==== MATERIAL PROVIDED

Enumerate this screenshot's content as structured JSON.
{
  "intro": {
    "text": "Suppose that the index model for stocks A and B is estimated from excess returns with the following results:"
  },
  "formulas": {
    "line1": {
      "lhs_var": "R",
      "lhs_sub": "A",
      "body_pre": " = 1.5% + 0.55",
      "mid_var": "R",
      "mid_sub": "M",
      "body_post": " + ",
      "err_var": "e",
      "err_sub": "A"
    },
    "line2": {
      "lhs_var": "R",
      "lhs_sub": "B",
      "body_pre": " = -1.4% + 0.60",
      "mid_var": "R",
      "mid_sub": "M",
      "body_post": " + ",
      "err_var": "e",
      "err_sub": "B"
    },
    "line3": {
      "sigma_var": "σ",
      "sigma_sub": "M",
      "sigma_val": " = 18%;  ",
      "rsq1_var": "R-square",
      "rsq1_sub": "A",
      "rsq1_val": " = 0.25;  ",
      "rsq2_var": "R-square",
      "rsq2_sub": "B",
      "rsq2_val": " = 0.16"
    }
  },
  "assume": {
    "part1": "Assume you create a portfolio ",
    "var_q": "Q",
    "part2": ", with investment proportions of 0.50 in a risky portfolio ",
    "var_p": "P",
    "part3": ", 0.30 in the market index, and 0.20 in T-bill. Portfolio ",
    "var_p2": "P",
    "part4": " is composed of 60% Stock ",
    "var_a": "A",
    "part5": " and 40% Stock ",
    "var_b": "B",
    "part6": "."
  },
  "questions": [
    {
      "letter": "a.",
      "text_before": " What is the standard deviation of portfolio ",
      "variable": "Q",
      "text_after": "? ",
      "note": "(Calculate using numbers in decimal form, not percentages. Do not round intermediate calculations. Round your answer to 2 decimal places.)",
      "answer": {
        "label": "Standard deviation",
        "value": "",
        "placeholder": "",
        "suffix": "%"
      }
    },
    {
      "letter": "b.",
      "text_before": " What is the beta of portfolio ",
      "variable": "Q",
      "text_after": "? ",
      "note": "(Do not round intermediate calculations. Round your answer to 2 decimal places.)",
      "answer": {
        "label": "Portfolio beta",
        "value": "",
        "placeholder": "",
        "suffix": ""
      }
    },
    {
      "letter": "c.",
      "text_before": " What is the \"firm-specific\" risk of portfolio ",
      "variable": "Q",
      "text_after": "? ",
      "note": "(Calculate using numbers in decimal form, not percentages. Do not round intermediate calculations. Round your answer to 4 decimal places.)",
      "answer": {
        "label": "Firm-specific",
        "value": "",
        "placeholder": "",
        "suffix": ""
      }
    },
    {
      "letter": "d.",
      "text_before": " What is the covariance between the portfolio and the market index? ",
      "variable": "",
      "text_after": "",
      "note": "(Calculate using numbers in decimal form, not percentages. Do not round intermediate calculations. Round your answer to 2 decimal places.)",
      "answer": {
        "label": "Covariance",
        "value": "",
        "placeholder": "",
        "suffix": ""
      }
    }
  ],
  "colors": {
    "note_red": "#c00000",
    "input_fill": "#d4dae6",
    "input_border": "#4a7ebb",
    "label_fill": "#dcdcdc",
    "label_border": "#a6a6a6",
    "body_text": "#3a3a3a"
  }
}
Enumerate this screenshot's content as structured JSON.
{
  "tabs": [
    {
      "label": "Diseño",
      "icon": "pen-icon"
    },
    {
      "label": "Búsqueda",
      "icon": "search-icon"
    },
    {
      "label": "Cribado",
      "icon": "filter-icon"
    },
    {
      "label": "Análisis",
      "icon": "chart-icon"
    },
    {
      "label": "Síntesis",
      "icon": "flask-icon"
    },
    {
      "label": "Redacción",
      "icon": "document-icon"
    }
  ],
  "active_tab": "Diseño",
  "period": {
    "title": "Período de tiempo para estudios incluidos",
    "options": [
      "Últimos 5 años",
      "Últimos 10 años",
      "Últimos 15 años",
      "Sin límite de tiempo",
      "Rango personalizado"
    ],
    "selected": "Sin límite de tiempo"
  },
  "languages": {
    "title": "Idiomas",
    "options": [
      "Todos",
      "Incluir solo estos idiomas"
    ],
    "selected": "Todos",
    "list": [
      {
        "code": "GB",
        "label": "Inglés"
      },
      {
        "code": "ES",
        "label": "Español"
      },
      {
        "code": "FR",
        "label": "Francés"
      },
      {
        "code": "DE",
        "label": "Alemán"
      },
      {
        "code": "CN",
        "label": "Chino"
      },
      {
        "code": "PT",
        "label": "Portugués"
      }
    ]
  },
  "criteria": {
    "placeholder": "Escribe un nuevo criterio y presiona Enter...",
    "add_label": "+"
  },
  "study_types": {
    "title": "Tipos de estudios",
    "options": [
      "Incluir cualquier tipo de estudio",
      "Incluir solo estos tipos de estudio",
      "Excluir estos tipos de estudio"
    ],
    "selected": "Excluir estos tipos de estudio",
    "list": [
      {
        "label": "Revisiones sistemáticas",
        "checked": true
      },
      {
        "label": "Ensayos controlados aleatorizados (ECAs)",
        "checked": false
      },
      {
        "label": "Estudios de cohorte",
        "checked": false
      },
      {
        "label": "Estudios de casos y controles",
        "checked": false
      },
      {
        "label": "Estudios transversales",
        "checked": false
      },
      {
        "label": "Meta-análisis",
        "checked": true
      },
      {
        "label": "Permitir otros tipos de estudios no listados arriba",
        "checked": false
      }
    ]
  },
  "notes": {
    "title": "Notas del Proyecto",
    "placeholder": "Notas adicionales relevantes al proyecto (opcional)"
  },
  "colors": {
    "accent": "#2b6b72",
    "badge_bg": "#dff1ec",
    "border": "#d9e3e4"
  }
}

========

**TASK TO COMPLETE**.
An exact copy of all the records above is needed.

**TASK ANSWER**.
Enumerate this screenshot's content as structured JSON.
{
  "intro": {
    "text": "Suppose that the index model for stocks A and B is estimated from excess returns with the following results:"
  },
  "formulas": {
    "line1": {
      "lhs_var": "R",
      "lhs_sub": "A",
      "body_pre": " = 1.5% + 0.55",
      "mid_var": "R",
      "mid_sub": "M",
      "body_post": " + ",
      "err_var": "e",
      "err_sub": "A"
    },
    "line2": {
      "lhs_var": "R",
      "lhs_sub": "B",
      "body_pre": " = -1.4% + 0.60",
      "mid_var": "R",
      "mid_sub": "M",
      "body_post": " + ",
      "err_var": "e",
      "err_sub": "B"
    },
    "line3": {
      "sigma_var": "σ",
      "sigma_sub": "M",
      "sigma_val": " = 18%;  ",
      "rsq1_var": "R-square",
      "rsq1_sub": "A",
      "rsq1_val": " = 0.25;  ",
      "rsq2_var": "R-square",
      "rsq2_sub": "B",
      "rsq2_val": " = 0.16"
    }
  },
  "assume": {
    "part1": "Assume you create a portfolio ",
    "var_q": "Q",
    "part2": ", with investment proportions of 0.50 in a risky portfolio ",
    "var_p": "P",
    "part3": ", 0.30 in the market index, and 0.20 in T-bill. Portfolio ",
    "var_p2": "P",
    "part4": " is composed of 60% Stock ",
    "var_a": "A",
    "part5": " and 40% Stock ",
    "var_b": "B",
    "part6": "."
  },
  "questions": [
    {
      "letter": "a.",
      "text_before": " What is the standard deviation of portfolio ",
      "variable": "Q",
      "text_after": "? ",
      "note": "(Calculate using numbers in decimal form, not percentages. Do not round intermediate calculations. Round your answer to 2 decimal places.)",
      "answer": {
        "label": "Standard deviation",
        "value": "",
        "placeholder": "",
        "suffix": "%"
      }
    },
    {
      "letter": "b.",
      "text_before": " What is the beta of portfolio ",
      "variable": "Q",
      "text_after": "? ",
      "note": "(Do not round intermediate calculations. Round your answer to 2 decimal places.)",
      "answer": {
        "label": "Portfolio beta",
        "value": "",
        "placeholder": "",
        "suffix": ""
      }
    },
    {
      "letter": "c.",
      "text_before": " What is the \"firm-specific\" risk of portfolio ",
      "variable": "Q",
      "text_after": "? ",
      "note": "(Calculate using numbers in decimal form, not percentages. Do not round intermediate calculations. Round your answer to 4 decimal places.)",
      "answer": {
        "label": "Firm-specific",
        "value": "",
        "placeholder": "",
        "suffix": ""
      }
    },
    {
      "letter": "d.",
      "text_before": " What is the covariance between the portfolio and the market index? ",
      "variable": "",
      "text_after": "",
      "note": "(Calculate using numbers in decimal form, not percentages. Do not round intermediate calculations. Round your answer to 2 decimal places.)",
      "answer": {
        "label": "Covariance",
        "value": "",
        "placeholder": "",
        "suffix": ""
      }
    }
  ],
  "colors": {
    "note_red": "#c00000",
    "input_fill": "#d4dae6",
    "input_border": "#4a7ebb",
    "label_fill": "#dcdcdc",
    "label_border": "#a6a6a6",
    "body_text": "#3a3a3a"
  }
}
Enumerate this screenshot's content as structured JSON.
{
  "tabs": [
    {
      "label": "Diseño",
      "icon": "pen-icon"
    },
    {
      "label": "Búsqueda",
      "icon": "search-icon"
    },
    {
      "label": "Cribado",
      "icon": "filter-icon"
    },
    {
      "label": "Análisis",
      "icon": "chart-icon"
    },
    {
      "label": "Síntesis",
      "icon": "flask-icon"
    },
    {
      "label": "Redacción",
      "icon": "document-icon"
    }
  ],
  "active_tab": "Diseño",
  "period": {
    "title": "Período de tiempo para estudios incluidos",
    "options": [
      "Últimos 5 años",
      "Últimos 10 años",
      "Últimos 15 años",
      "Sin límite de tiempo",
      "Rango personalizado"
    ],
    "selected": "Sin límite de tiempo"
  },
  "languages": {
    "title": "Idiomas",
    "options": [
      "Todos",
      "Incluir solo estos idiomas"
    ],
    "selected": "Todos",
    "list": [
      {
        "code": "GB",
        "label": "Inglés"
      },
      {
        "code": "ES",
        "label": "Español"
      },
      {
        "code": "FR",
        "label": "Francés"
      },
      {
        "code": "DE",
        "label": "Alemán"
      },
      {
        "code": "CN",
        "label": "Chino"
      },
      {
        "code": "PT",
        "label": "Portugués"
      }
    ]
  },
  "criteria": {
    "placeholder": "Escribe un nuevo criterio y presiona Enter...",
    "add_label": "+"
  },
  "study_types": {
    "title": "Tipos de estudios",
    "options": [
      "Incluir cualquier tipo de estudio",
      "Incluir solo estos tipos de estudio",
      "Excluir estos tipos de estudio"
    ],
    "selected": "Excluir estos tipos de estudio",
    "list": [
      {
        "label": "Revisiones sistemáticas",
        "checked": true
      },
      {
        "label": "Ensayos controlados aleatorizados (ECAs)",
        "checked": false
      },
      {
        "label": "Estudios de cohorte",
        "checked": false
      },
      {
        "label": "Estudios de casos y controles",
        "checked": false
      },
      {
        "label": "Estudios transversales",
        "checked": false
      },
      {
        "label": "Meta-análisis",
        "checked": true
      },
      {
        "label": "Permitir otros tipos de estudios no listados arriba",
        "checked": false
      }
    ]
  },
  "notes": {
    "title": "Notas del Proyecto",
    "placeholder": "Notas adicionales relevantes al proyecto (opcional)"
  },
  "colors": {
    "accent": "#2b6b72",
    "badge_bg": "#dff1ec",
    "border": "#d9e3e4"
  }
}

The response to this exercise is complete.